ACTIVITY:
Below are some records. Print all of them exactly as they appear.

INPUT FOR THIS TASK:
:::
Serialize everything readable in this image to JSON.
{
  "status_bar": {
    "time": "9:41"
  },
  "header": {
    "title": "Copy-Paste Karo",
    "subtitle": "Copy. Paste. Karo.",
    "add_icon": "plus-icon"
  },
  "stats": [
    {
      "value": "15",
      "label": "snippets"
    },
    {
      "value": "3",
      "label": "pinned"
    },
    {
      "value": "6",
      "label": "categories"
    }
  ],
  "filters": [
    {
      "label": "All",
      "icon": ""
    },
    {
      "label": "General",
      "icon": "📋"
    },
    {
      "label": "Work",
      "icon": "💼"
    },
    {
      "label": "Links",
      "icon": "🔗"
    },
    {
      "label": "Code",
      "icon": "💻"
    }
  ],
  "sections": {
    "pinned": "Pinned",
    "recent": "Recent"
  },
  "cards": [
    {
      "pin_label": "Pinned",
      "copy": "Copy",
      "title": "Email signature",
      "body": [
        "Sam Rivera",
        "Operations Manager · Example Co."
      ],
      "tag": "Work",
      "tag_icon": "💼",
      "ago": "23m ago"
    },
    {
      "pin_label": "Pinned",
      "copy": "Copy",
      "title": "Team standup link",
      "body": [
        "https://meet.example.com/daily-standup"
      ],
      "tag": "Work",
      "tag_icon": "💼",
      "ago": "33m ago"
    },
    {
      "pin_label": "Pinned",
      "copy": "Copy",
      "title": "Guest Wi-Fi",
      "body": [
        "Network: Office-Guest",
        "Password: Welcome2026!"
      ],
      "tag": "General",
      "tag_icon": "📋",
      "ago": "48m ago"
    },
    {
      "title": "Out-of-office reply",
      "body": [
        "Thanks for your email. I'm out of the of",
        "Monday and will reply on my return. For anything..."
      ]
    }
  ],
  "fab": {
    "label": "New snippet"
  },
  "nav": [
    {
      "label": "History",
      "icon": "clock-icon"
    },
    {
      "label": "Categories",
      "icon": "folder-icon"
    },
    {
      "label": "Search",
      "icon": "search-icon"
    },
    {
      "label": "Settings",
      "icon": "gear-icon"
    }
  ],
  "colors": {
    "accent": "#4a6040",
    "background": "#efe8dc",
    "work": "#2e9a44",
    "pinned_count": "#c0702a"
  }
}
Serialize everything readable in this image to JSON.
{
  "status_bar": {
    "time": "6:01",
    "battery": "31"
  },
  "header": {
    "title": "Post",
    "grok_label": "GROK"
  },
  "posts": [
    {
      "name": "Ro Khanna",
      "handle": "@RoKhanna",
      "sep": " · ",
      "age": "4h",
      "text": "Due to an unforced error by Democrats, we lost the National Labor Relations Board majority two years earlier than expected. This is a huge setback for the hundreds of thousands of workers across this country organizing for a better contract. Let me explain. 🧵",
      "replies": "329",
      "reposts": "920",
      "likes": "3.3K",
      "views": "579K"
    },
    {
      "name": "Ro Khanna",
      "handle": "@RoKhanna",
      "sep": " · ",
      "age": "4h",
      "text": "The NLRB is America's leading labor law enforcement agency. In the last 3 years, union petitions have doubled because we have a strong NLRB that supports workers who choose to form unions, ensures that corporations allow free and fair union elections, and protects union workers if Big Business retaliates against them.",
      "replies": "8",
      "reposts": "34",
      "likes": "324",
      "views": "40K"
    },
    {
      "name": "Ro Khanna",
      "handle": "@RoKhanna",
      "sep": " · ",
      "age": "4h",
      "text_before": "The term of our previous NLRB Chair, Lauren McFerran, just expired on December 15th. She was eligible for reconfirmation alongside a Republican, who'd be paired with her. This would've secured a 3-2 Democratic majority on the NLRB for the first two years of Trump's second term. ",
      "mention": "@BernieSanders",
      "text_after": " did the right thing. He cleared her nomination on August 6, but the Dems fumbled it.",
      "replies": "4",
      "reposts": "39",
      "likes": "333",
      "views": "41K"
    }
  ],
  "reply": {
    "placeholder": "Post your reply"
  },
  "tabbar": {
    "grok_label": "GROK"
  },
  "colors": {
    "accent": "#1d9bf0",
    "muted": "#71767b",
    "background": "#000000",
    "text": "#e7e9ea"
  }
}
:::
RESULT FOR THIS TASK:
Serialize everything readable in this image to JSON.
{
  "status_bar": {
    "time": "9:41"
  },
  "header": {
    "title": "Copy-Paste Karo",
    "subtitle": "Copy. Paste. Karo.",
    "add_icon": "plus-icon"
  },
  "stats": [
    {
      "value": "15",
      "label": "snippets"
    },
    {
      "value": "3",
      "label": "pinned"
    },
    {
      "value": "6",
      "label": "categories"
    }
  ],
  "filters": [
    {
      "label": "All",
      "icon": ""
    },
    {
      "label": "General",
      "icon": "📋"
    },
    {
      "label": "Work",
      "icon": "💼"
    },
    {
      "label": "Links",
      "icon": "🔗"
    },
    {
      "label": "Code",
      "icon": "💻"
    }
  ],
  "sections": {
    "pinned": "Pinned",
    "recent": "Recent"
  },
  "cards": [
    {
      "pin_label": "Pinned",
      "copy": "Copy",
      "title": "Email signature",
      "body": [
        "Sam Rivera",
        "Operations Manager · Example Co."
      ],
      "tag": "Work",
      "tag_icon": "💼",
      "ago": "23m ago"
    },
    {
      "pin_label": "Pinned",
      "copy": "Copy",
      "title": "Team standup link",
      "body": [
        "https://meet.example.com/daily-standup"
      ],
      "tag": "Work",
      "tag_icon": "💼",
      "ago": "33m ago"
    },
    {
      "pin_label": "Pinned",
      "copy": "Copy",
      "title": "Guest Wi-Fi",
      "body": [
        "Network: Office-Guest",
        "Password: Welcome2026!"
      ],
      "tag": "General",
      "tag_icon": "📋",
      "ago": "48m ago"
    },
    {
      "title": "Out-of-office reply",
      "body": [
        "Thanks for your email. I'm out of the of",
        "Monday and will reply on my return. For anything..."
      ]
    }
  ],
  "fab": {
    "label": "New snippet"
  },
  "nav": [
    {
      "label": "History",
      "icon": "clock-icon"
    },
    {
      "label": "Categories",
      "icon": "folder-icon"
    },
    {
      "label": "Search",
      "icon": "search-icon"
    },
    {
      "label": "Settings",
      "icon": "gear-icon"
    }
  ],
  "colors": {
    "accent": "#4a6040",
    "background": "#efe8dc",
    "work": "#2e9a44",
    "pinned_count": "#c0702a"
  }
}
Serialize everything readable in this image to JSON.
{
  "status_bar": {
    "time": "6:01",
    "battery": "31"
  },
  "header": {
    "title": "Post",
    "grok_label": "GROK"
  },
  "posts": [
    {
      "name": "Ro Khanna",
      "handle": "@RoKhanna",
      "sep": " · ",
      "age": "4h",
      "text": "Due to an unforced error by Democrats, we lost the National Labor Relations Board majority two years earlier than expected. This is a huge setback for the hundreds of thousands of workers across this country organizing for a better contract. Let me explain. 🧵",
      "replies": "329",
      "reposts": "920",
      "likes": "3.3K",
      "views": "579K"
    },
    {
      "name": "Ro Khanna",
      "handle": "@RoKhanna",
      "sep": " · ",
      "age": "4h",
      "text": "The NLRB is America's leading labor law enforcement agency. In the last 3 years, union petitions have doubled because we have a strong NLRB that supports workers who choose to form unions, ensures that corporations allow free and fair union elections, and protects union workers if Big Business retaliates against them.",
      "replies": "8",
      "reposts": "34",
      "likes": "324",
      "views": "40K"
    },
    {
      "name": "Ro Khanna",
      "handle": "@RoKhanna",
      "sep": " · ",
      "age": "4h",
      "text_before": "The term of our previous NLRB Chair, Lauren McFerran, just expired on December 15th. She was eligible for reconfirmation alongside a Republican, who'd be paired with her. This would've secured a 3-2 Democratic majority on the NLRB for the first two years of Trump's second term. ",
      "mention": "@BernieSanders",
      "text_after": " did the right thing. He cleared her nomination on August 6, but the Dems fumbled it.",
      "replies": "4",
      "reposts": "39",
      "likes": "333",
      "views": "41K"
    }
  ],
  "reply": {
    "placeholder": "Post your reply"
  },
  "tabbar": {
    "grok_label": "GROK"
  },
  "colors": {
    "accent": "#1d9bf0",
    "muted": "#71767b",
    "background": "#000000",
    "text": "#e7e9ea"
  }
}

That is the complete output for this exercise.